» SOURCE MATERIAL:
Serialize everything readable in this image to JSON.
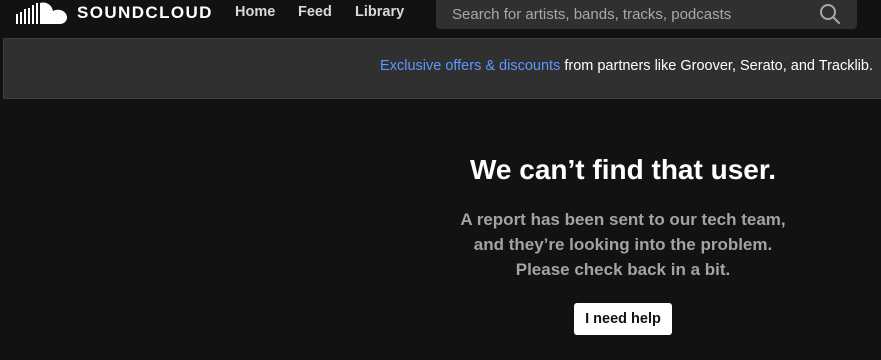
{
  "header": {
    "logo_text": "SOUNDCLOUD",
    "nav": {
      "home": "Home",
      "feed": "Feed",
      "library": "Library"
    },
    "search_placeholder": "Search for artists, bands, tracks, podcasts"
  },
  "banner": {
    "link_text": "Exclusive offers & discounts",
    "rest_text": " from partners like Groover, Serato, and Tracklib."
  },
  "error": {
    "title": "We can’t find that user.",
    "message_line1": "A report has been sent to our tech team,",
    "message_line2": "and they’re looking into the problem.",
    "message_line3": "Please check back in a bit.",
    "help_button": "I need help"
  },
  "colors": {
    "background": "#121212",
    "panel": "#303030",
    "link": "#5c97ff",
    "muted_text": "#a3a3a3"
  },
  "icons": {
    "logo": "soundcloud-cloud-icon",
    "search": "search-icon"
  }
}
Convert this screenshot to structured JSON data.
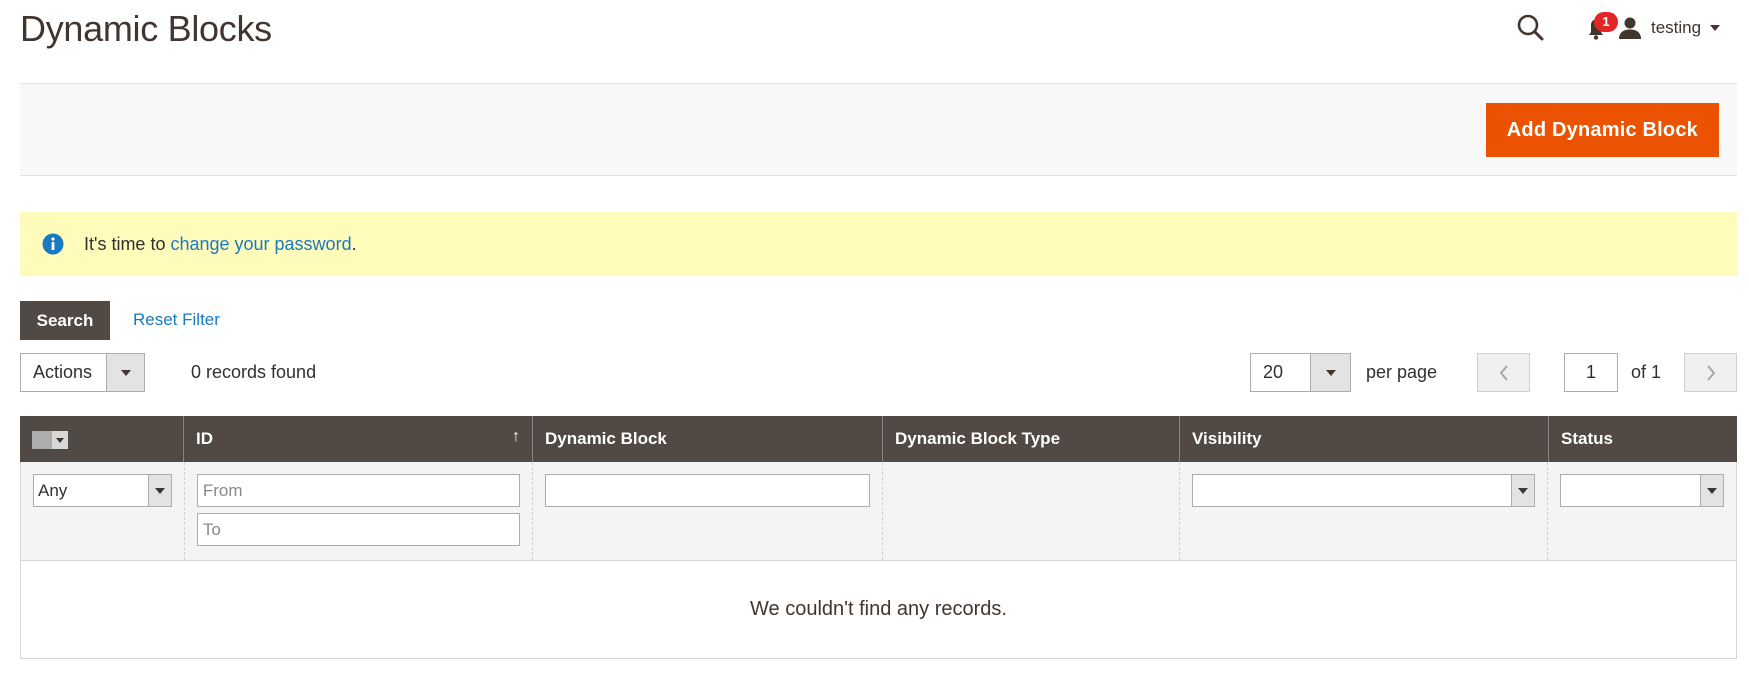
{
  "page": {
    "title": "Dynamic Blocks"
  },
  "header": {
    "notifications_count": "1",
    "username": "testing"
  },
  "action_bar": {
    "add_button_label": "Add Dynamic Block"
  },
  "message": {
    "text_before": "It's time to ",
    "link_text": "change your password",
    "text_after": "."
  },
  "filters_bar": {
    "search_label": "Search",
    "reset_label": "Reset Filter"
  },
  "toolbar": {
    "actions_label": "Actions",
    "records_text": "0 records found",
    "per_page_value": "20",
    "per_page_label": "per page",
    "current_page": "1",
    "total_pages_text": "of 1"
  },
  "grid": {
    "columns": [
      "ID",
      "Dynamic Block",
      "Dynamic Block Type",
      "Visibility",
      "Status"
    ],
    "sort_indicator": "↑",
    "filters": {
      "mass_any": "Any",
      "id_from_placeholder": "From",
      "id_to_placeholder": "To"
    },
    "empty_text": "We couldn't find any records."
  },
  "colors": {
    "accent_orange": "#eb5202",
    "header_dark": "#514943",
    "link_blue": "#1979c3",
    "message_yellow": "#fffbbb",
    "notification_red": "#e22626"
  },
  "icons": [
    "search-icon",
    "bell-icon",
    "user-icon",
    "info-icon",
    "chevron-left-icon",
    "chevron-right-icon"
  ]
}
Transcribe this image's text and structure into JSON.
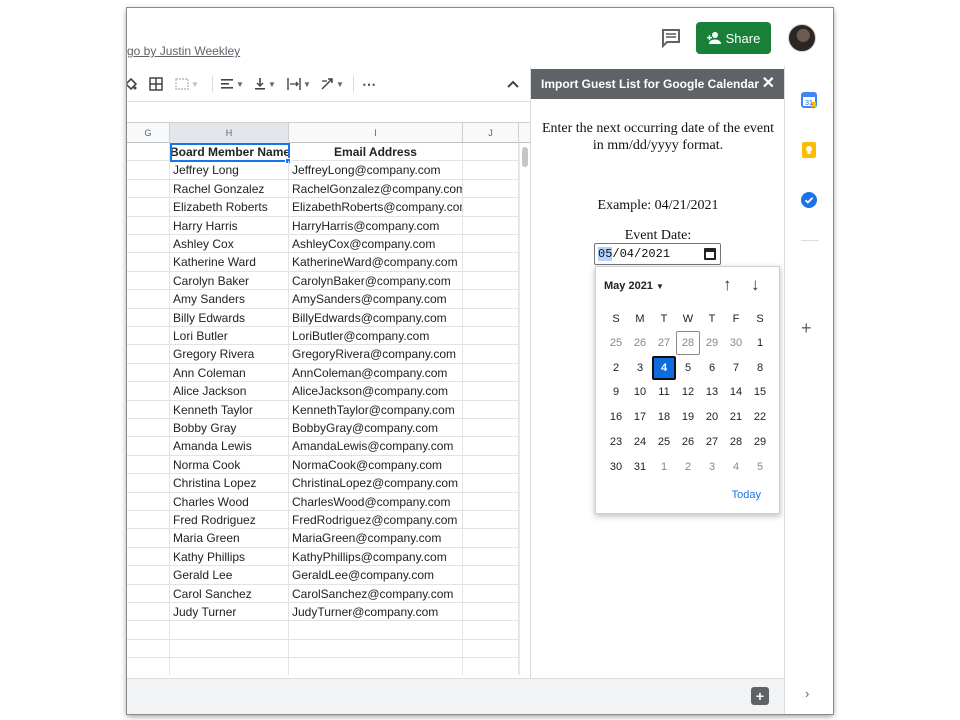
{
  "header": {
    "subtitle": "go by Justin Weekley",
    "share_label": "Share"
  },
  "toolbar": {
    "more_label": "⋯"
  },
  "columns": [
    "G",
    "H",
    "I",
    "J"
  ],
  "sheet": {
    "headers": [
      "Board Member Name",
      "Email Address"
    ],
    "rows": [
      [
        "Jeffrey Long",
        "JeffreyLong@company.com"
      ],
      [
        "Rachel Gonzalez",
        "RachelGonzalez@company.com"
      ],
      [
        "Elizabeth Roberts",
        "ElizabethRoberts@company.com"
      ],
      [
        "Harry Harris",
        "HarryHarris@company.com"
      ],
      [
        "Ashley Cox",
        "AshleyCox@company.com"
      ],
      [
        "Katherine Ward",
        "KatherineWard@company.com"
      ],
      [
        "Carolyn Baker",
        "CarolynBaker@company.com"
      ],
      [
        "Amy Sanders",
        "AmySanders@company.com"
      ],
      [
        "Billy Edwards",
        "BillyEdwards@company.com"
      ],
      [
        "Lori Butler",
        "LoriButler@company.com"
      ],
      [
        "Gregory Rivera",
        "GregoryRivera@company.com"
      ],
      [
        "Ann Coleman",
        "AnnColeman@company.com"
      ],
      [
        "Alice Jackson",
        "AliceJackson@company.com"
      ],
      [
        "Kenneth Taylor",
        "KennethTaylor@company.com"
      ],
      [
        "Bobby Gray",
        "BobbyGray@company.com"
      ],
      [
        "Amanda Lewis",
        "AmandaLewis@company.com"
      ],
      [
        "Norma Cook",
        "NormaCook@company.com"
      ],
      [
        "Christina Lopez",
        "ChristinaLopez@company.com"
      ],
      [
        "Charles Wood",
        "CharlesWood@company.com"
      ],
      [
        "Fred Rodriguez",
        "FredRodriguez@company.com"
      ],
      [
        "Maria Green",
        "MariaGreen@company.com"
      ],
      [
        "Kathy Phillips",
        "KathyPhillips@company.com"
      ],
      [
        "Gerald Lee",
        "GeraldLee@company.com"
      ],
      [
        "Carol Sanchez",
        "CarolSanchez@company.com"
      ],
      [
        "Judy Turner",
        "JudyTurner@company.com"
      ]
    ]
  },
  "panel": {
    "title": "Import Guest List for Google Calendar",
    "close_label": "✕",
    "instruction": "Enter the next occurring date of the event in mm/dd/yyyy format.",
    "example": "Example: 04/21/2021",
    "event_date_label": "Event Date:",
    "date_value_month": "05",
    "date_value_rest": "/04/2021"
  },
  "datepicker": {
    "month_label": "May 2021",
    "weekdays": [
      "S",
      "M",
      "T",
      "W",
      "T",
      "F",
      "S"
    ],
    "weeks": [
      [
        "25",
        "26",
        "27",
        "28",
        "29",
        "30",
        "1"
      ],
      [
        "2",
        "3",
        "4",
        "5",
        "6",
        "7",
        "8"
      ],
      [
        "9",
        "10",
        "11",
        "12",
        "13",
        "14",
        "15"
      ],
      [
        "16",
        "17",
        "18",
        "19",
        "20",
        "21",
        "22"
      ],
      [
        "23",
        "24",
        "25",
        "26",
        "27",
        "28",
        "29"
      ],
      [
        "30",
        "31",
        "1",
        "2",
        "3",
        "4",
        "5"
      ]
    ],
    "selected_day": "4",
    "today_label": "Today"
  },
  "colors": {
    "share": "#188038",
    "selected_day": "#0b6de0",
    "selection_border": "#1a73e8",
    "panel_header": "#5f6368"
  }
}
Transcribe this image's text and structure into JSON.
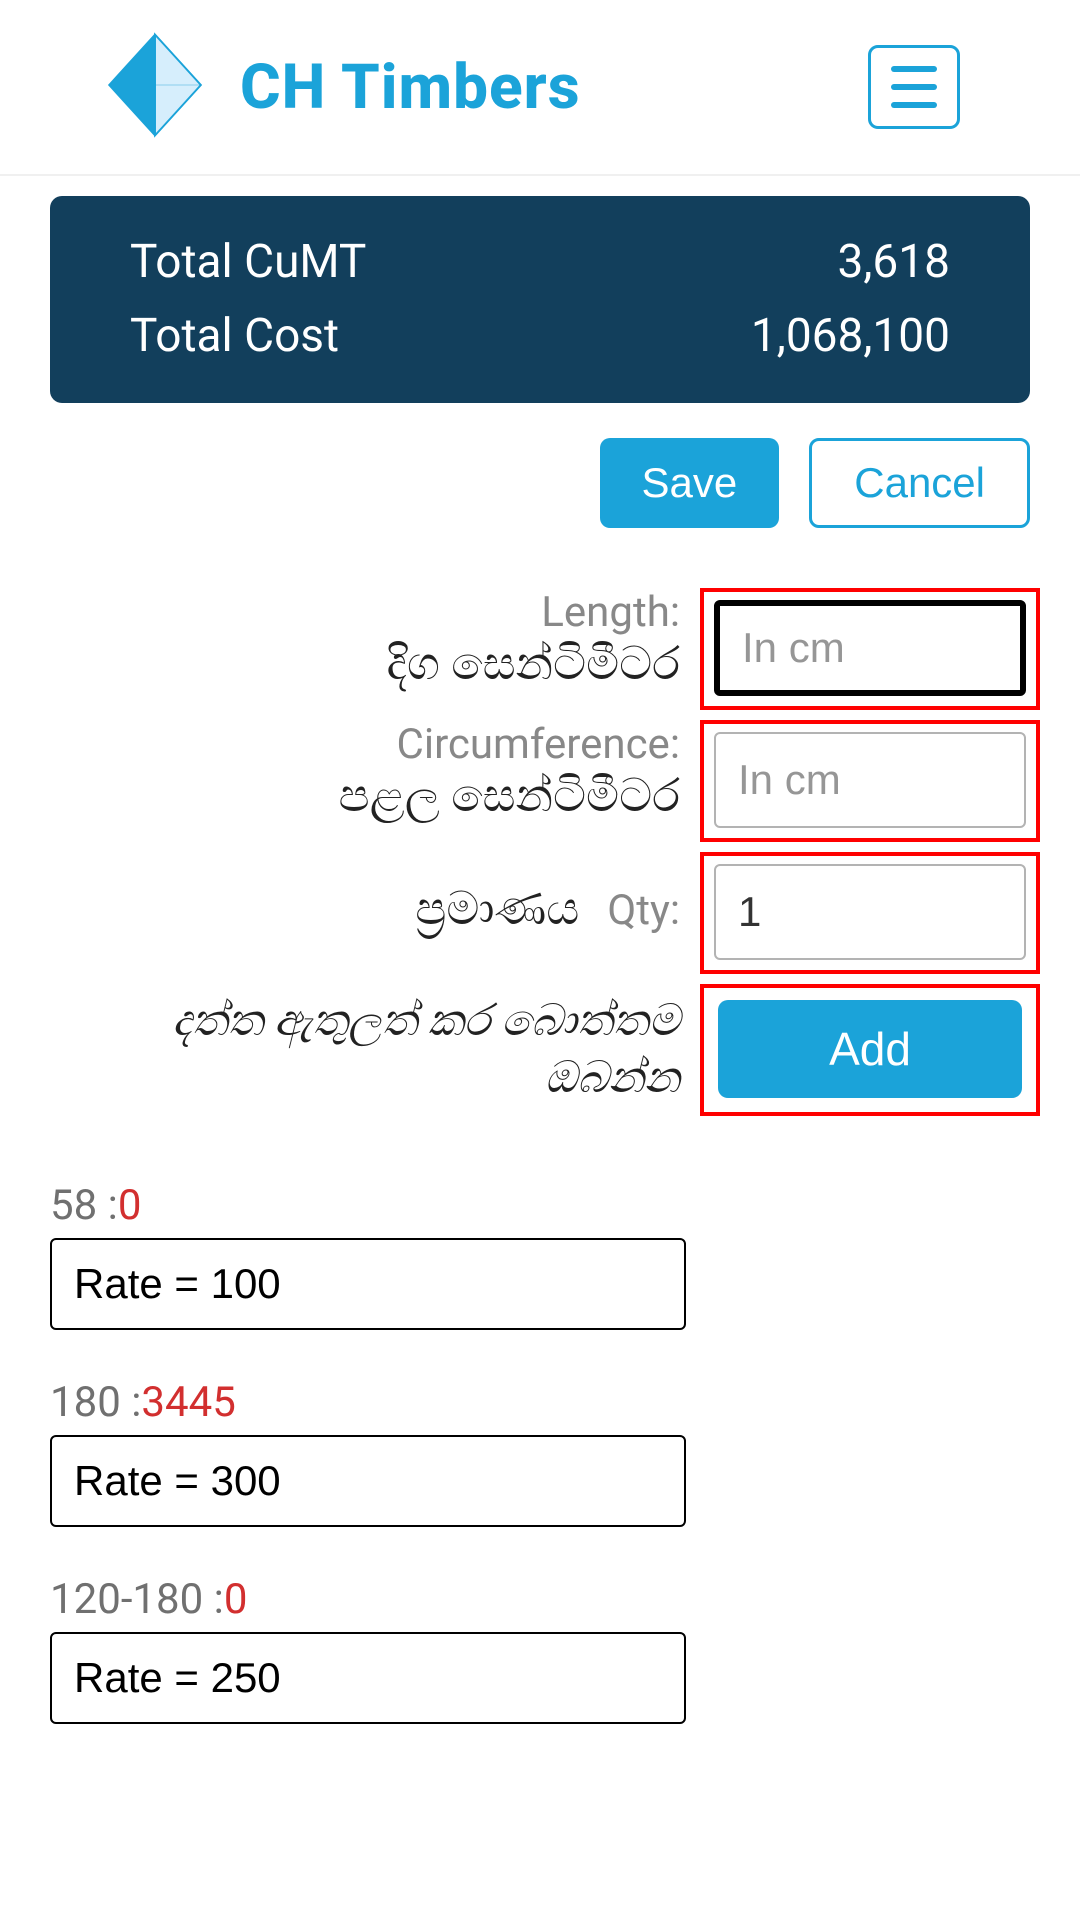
{
  "header": {
    "brand_name": "CH Timbers"
  },
  "summary": {
    "total_cumt_label": "Total CuMT",
    "total_cumt_value": "3,618",
    "total_cost_label": "Total Cost",
    "total_cost_value": "1,068,100"
  },
  "actions": {
    "save_label": "Save",
    "cancel_label": "Cancel"
  },
  "form": {
    "length": {
      "label_en": "Length:",
      "label_sn": "දිග සෙන්ටිමීටර",
      "placeholder": "In cm",
      "value": ""
    },
    "circumference": {
      "label_en": "Circumference:",
      "label_sn": "පළල සෙන්ටිමීටර",
      "placeholder": "In cm",
      "value": ""
    },
    "qty": {
      "label_en": "Qty:",
      "label_sn": "ප්‍රමාණය",
      "value": "1"
    },
    "add": {
      "label_sn": "දත්ත ඇතුලත් කර බොත්තම ඔබන්න",
      "button_label": "Add"
    }
  },
  "rates": [
    {
      "range": "58 :",
      "count": "0",
      "rate_text": "Rate = 100"
    },
    {
      "range": "180 :",
      "count": "3445",
      "rate_text": "Rate = 300"
    },
    {
      "range": "120-180 :",
      "count": "0",
      "rate_text": "Rate = 250"
    }
  ]
}
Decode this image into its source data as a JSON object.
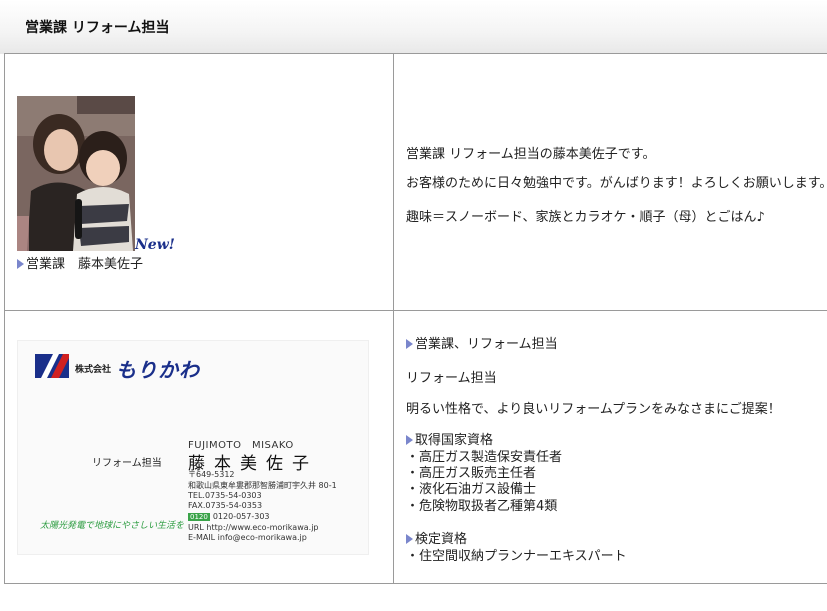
{
  "section": {
    "title": "営業課 リフォーム担当"
  },
  "profile": {
    "new_badge": "New!",
    "caption": "営業課　藤本美佐子",
    "lines": [
      "営業課 リフォーム担当の藤本美佐子です。",
      "お客様のために日々勉強中です。がんばります！よろしくお願いします。",
      "趣味＝スノーボード、家族とカラオケ・順子（母）とごはん♪"
    ]
  },
  "card": {
    "company_prefix": "株式会社",
    "company_name": "もりかわ",
    "department": "リフォーム担当",
    "name_romaji": "FUJIMOTO　MISAKO",
    "name_kanji": "藤本美佐子",
    "postal": "〒649-5312",
    "address": "和歌山県東牟婁郡那智勝浦町宇久井 80-1",
    "tel": "TEL.0735-54-0303",
    "fax": "FAX.0735-54-0353",
    "free_dial_label": "0120",
    "free_dial": "0120-057-303",
    "url": "URL http://www.eco-morikawa.jp",
    "email": "E-MAIL info@eco-morikawa.jp",
    "slogan": "太陽光発電で地球にやさしい生活を"
  },
  "details": {
    "heading": "営業課、リフォーム担当",
    "role": "リフォーム担当",
    "intro": "明るい性格で、より良いリフォームプランをみなさまにご提案！",
    "qual_heading": "取得国家資格",
    "qualifications": [
      "・高圧ガス製造保安責任者",
      "・高圧ガス販売主任者",
      "・液化石油ガス設備士",
      "・危険物取扱者乙種第4類"
    ],
    "cert_heading": "検定資格",
    "certifications": [
      "・住空間収納プランナーエキスパート"
    ]
  },
  "colors": {
    "bullet": "#7a86cc",
    "logo_blue": "#1a2f8a",
    "logo_red": "#d02020",
    "slogan_green": "#2c9c40",
    "border": "#9a9a9a"
  },
  "icons": {
    "bullet": "triangle-right-icon",
    "logo": "company-logo-mark"
  }
}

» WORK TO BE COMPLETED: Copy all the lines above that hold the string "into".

» RESPONSE AREA:
    "message_line2": "and they’re looking into the problem.",
Transcribe this image's text and structure into JSON.
Transcribe this image's text and structure into JSON.
Decode this image into its source data as a JSON object.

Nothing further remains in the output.